Haibt was in charge of section four of the FORTRAN project.[4] She analyzed the flow of programs produced by other sections of the compiler.[5] Her estimates of flow in high-traffic areas of the computer were obtained by calculating how often basic blocks of the program would execute. Haibt employed Monte Carlo methods (statistical analysis) for these calculations.[2] Through this process, she also created the first syntactic analyzer of arithmetic expressions.[6] Haibt planned and programmed the entire section.[4] Habit was also part of an eleven person team to develop and release the first reference manual for FORTRAN in 1956. [7]

Personal life[edit]

Lois Haibt was married to Luther Haibt (May 4, 1929 – December 3, 2000), a systems analyst at IBM in Thornwood, NY.[8] The Haibts spent their adult lives in New York state. Haibt's daughter, Carolyn, attended Princeton University for her bachelor's degree and went on to receive a Ph.D. in mathematics from the Massachusetts Institute of Technology.[8] Haibt's hobbies include interior decorating and reading.[1]

Works[edit]

See also[edit]

References[edit]

  1. ^ a b c d Bemer, Bob. "The FORTRAN Builders". www.bobbemer.com.

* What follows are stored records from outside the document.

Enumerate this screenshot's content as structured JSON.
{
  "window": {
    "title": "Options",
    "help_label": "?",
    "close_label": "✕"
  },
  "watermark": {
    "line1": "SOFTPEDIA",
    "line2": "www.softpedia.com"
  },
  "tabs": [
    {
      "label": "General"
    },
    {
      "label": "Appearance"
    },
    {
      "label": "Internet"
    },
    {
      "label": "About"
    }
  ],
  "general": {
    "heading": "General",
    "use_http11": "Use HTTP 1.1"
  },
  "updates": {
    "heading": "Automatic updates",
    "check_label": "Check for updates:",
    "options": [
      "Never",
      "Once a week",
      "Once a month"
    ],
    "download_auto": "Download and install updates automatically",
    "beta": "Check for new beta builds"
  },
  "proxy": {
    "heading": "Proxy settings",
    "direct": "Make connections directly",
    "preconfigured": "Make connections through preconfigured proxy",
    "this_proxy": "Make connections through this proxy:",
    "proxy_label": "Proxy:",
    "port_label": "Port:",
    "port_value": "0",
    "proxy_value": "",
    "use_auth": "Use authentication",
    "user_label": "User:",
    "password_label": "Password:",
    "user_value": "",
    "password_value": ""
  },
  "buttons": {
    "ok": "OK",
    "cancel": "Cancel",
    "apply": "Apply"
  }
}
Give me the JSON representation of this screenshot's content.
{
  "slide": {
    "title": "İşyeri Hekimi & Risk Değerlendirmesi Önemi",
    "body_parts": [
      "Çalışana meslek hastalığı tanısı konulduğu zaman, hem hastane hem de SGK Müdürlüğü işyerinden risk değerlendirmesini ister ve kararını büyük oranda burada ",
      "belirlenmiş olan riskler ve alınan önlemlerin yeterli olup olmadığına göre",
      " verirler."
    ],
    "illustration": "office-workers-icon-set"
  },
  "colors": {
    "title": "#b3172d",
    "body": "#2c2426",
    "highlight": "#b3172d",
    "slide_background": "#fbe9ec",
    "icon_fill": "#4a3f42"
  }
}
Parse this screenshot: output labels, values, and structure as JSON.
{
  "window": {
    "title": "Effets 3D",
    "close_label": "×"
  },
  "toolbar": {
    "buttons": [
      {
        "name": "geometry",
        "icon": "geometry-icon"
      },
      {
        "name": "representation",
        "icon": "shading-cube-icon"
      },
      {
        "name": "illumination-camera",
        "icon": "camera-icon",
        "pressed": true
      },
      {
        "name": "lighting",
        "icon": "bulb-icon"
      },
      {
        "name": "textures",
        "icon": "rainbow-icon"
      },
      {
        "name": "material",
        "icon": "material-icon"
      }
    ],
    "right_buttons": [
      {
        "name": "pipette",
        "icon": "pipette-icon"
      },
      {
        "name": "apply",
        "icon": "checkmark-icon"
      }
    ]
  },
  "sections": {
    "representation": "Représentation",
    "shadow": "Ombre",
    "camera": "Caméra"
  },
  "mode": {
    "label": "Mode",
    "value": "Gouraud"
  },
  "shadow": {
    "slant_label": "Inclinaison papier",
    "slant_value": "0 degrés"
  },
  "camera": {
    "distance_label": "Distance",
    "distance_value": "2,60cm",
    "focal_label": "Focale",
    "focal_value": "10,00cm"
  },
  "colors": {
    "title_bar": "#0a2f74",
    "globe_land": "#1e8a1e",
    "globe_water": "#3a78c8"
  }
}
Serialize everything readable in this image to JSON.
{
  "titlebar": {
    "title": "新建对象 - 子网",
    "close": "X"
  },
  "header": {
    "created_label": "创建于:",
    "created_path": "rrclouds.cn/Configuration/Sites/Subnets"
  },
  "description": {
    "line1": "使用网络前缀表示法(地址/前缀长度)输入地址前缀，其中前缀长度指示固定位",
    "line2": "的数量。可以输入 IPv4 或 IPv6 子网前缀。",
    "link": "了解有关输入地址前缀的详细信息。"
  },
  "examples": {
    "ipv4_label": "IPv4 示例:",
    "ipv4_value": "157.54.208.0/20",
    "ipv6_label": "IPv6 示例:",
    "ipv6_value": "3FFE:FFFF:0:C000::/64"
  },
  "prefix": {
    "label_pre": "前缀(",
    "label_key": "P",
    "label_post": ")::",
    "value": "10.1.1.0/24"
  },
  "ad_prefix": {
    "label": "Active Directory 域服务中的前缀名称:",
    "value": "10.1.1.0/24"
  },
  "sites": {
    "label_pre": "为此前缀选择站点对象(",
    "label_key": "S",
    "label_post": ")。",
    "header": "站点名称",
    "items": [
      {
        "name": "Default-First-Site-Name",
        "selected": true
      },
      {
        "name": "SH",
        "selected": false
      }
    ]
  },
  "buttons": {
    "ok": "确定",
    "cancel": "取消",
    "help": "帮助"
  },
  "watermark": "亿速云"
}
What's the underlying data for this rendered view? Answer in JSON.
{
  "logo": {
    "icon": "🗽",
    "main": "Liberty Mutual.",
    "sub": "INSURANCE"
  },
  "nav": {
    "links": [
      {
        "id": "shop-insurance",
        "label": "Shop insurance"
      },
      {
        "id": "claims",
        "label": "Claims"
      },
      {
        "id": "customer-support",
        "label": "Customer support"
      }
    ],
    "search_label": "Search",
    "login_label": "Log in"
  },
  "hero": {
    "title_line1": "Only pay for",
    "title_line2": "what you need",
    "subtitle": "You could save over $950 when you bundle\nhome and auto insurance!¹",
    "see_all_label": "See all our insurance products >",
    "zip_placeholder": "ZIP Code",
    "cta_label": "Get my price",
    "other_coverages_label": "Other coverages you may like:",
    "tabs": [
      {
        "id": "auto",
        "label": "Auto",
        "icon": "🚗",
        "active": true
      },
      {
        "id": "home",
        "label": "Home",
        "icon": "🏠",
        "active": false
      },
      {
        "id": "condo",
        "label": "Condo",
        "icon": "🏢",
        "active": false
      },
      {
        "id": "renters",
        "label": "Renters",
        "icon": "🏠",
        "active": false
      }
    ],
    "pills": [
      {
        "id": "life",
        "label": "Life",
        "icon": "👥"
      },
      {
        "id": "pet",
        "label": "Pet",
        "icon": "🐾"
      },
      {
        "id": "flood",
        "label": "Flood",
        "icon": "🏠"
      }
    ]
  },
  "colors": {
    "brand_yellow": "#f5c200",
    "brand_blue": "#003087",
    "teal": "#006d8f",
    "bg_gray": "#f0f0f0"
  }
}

Retrieved 2016-11-15. 
  2. ^ a b c d e Lohr, Steve (2002). Go To: The Story of the Math Majors, Bridge Players, Engineers, Chess Wizards, Maverick Scientists and Iconoclasts - The Programmers Who Created the Software Revolution. Basic Books. pp. 26–27. ISBN 0465042260. 
  3. ^ a b c d Lohr, Steve (2001-06-13). "Pioneers of the 'Fortran' Programming Language". www.fortran.bcs.org. Retrieved 2016-11-15. 
  4. ^ a b Backus, John. "The History of Fortran I, II, and III" (PDF). Software Preservation Group. Computer History Museum. Retrieved November 22, 2016. 
  5. ^ Holt, Nathalia (2016). Rise of the Rocket Girls: The Women Who Propelled Us From Missiles to the Moon to Mars. Little, Brown. ISBN 9780316338912. 
  6. ^ Lee, John A. N. (1996-06-01). "History in the Computer Science Curriculum". SIGCSE Bull. 28 (2): 15–20. doi:10.1145/228296.228298. ISSN 0097-8418. 
  7. ^ "This Day in History: October 15". Computer History Museum. Computer History Museum. Retrieved 14 September 2017. 
  8. ^ a b "Carolyn Haibt to Wed Edward Norton in Fall". The New York Times. 1989-02-12. ISSN 0362-4331. Retrieved 2016-11-08. 

External links[edit]